### TRY IT
Any pictures in the records below should be skipped; write out everything else exactly.

### SUPPLIED MATERIAL
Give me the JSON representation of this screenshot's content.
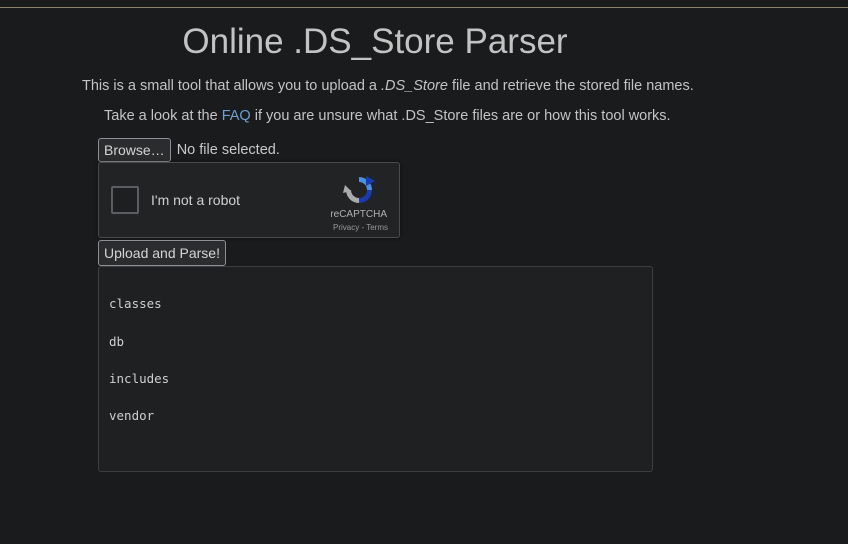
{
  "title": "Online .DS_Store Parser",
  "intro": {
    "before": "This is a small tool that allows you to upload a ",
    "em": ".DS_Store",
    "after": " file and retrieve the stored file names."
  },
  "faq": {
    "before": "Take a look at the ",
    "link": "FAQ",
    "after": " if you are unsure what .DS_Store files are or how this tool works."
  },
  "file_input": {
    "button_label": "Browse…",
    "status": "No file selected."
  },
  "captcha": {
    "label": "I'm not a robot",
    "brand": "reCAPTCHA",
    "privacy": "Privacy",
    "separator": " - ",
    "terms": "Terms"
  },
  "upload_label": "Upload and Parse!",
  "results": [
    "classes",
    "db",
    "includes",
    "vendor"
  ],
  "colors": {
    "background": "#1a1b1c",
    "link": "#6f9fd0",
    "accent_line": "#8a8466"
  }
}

### SOLUTION FOR THIS TASK
Give me the JSON representation of this screenshot's content.
{
  "title": "Online .DS_Store Parser",
  "intro": {
    "before": "This is a small tool that allows you to upload a ",
    "em": ".DS_Store",
    "after": " file and retrieve the stored file names."
  },
  "faq": {
    "before": "Take a look at the ",
    "link": "FAQ",
    "after": " if you are unsure what .DS_Store files are or how this tool works."
  },
  "file_input": {
    "button_label": "Browse…",
    "status": "No file selected."
  },
  "captcha": {
    "label": "I'm not a robot",
    "brand": "reCAPTCHA",
    "privacy": "Privacy",
    "separator": " - ",
    "terms": "Terms"
  },
  "upload_label": "Upload and Parse!",
  "results": [
    "classes",
    "db",
    "includes",
    "vendor"
  ],
  "colors": {
    "background": "#1a1b1c",
    "link": "#6f9fd0",
    "accent_line": "#8a8466"
  }
}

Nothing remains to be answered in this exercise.